We all occasionally suffer from a case of the Mondays. After having tons of fun all weekend, work is the last thing we feel like doing. Therefore, the week often gets kicked off to a very slow start, where we end up spending a lot of time just warming up to the idea of work. But by slacking off at the beginning of the week, you’ll most certainly find your productivity down and yourself scrambling to get more done toward the end.
Front loading is simply a productivity tactic of accomplishing more tasks at the beginning of your week rather than the end. Your Fridays will no longer be considered “crunch time”. By forcing yourself to think in crunch mode at the very beginning of the week, you’ll become more focused and less likely to fall victim to distractions.
Stop waiting until the day a project is due to start it. Something due on Friday, should begin to show up on your schedule on Tuesday. This way, you’ll have plenty of time to complete it, as well as revise it later in the week if necessary. You’ll also have the ability to stay on top of projects that take longer than expected, without having to work into the wee hours of the night to complete it.
Also, consider scheduling all of your meetings for the beginning of the week. Once you get them over with, it’s smooth sailing into the weekend. On the other hand, if you have your meetings on Thursdays or Fridays, any action items from the decisions you’ve made typically won’t even get started until the following week.
This simple change in the way you organize your week could greatly increase your productivity. But why stop at the week? You can also front load your day.
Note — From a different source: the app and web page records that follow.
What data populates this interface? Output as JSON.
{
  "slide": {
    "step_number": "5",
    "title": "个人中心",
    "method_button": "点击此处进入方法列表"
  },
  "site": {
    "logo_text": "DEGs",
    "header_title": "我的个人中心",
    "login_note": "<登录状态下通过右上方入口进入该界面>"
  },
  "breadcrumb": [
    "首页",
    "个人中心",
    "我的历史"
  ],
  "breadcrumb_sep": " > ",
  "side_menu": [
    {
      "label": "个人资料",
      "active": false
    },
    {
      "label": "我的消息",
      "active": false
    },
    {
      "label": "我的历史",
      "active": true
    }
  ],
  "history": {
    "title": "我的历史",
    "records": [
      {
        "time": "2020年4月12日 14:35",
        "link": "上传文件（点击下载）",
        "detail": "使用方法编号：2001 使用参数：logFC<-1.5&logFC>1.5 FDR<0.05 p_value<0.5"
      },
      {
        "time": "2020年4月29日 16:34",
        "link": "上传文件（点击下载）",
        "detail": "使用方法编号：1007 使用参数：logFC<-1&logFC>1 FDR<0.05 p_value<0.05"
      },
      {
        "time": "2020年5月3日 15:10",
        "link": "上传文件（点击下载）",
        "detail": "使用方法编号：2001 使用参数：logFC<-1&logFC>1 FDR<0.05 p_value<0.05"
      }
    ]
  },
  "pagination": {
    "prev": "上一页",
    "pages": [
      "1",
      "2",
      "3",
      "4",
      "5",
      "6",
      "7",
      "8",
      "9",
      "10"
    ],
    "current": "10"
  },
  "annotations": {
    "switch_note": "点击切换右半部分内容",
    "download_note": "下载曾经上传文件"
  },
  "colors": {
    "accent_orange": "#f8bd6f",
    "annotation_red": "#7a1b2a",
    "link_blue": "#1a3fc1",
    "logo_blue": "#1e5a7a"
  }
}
Aim to get your most pressing tasks accomplished at the beginning of each day and you will no longer find yourself rushing to get things done at 4:55 pm. You already have rush hour traffic to contend with, so make things a little easier on yourself toward the end of the day as a way to reduce overall stress and anxiety in your life.
By accomplishing the big stuff at the beginning of the week, you can afford to encounter less productivity later in the week, minus the guilt.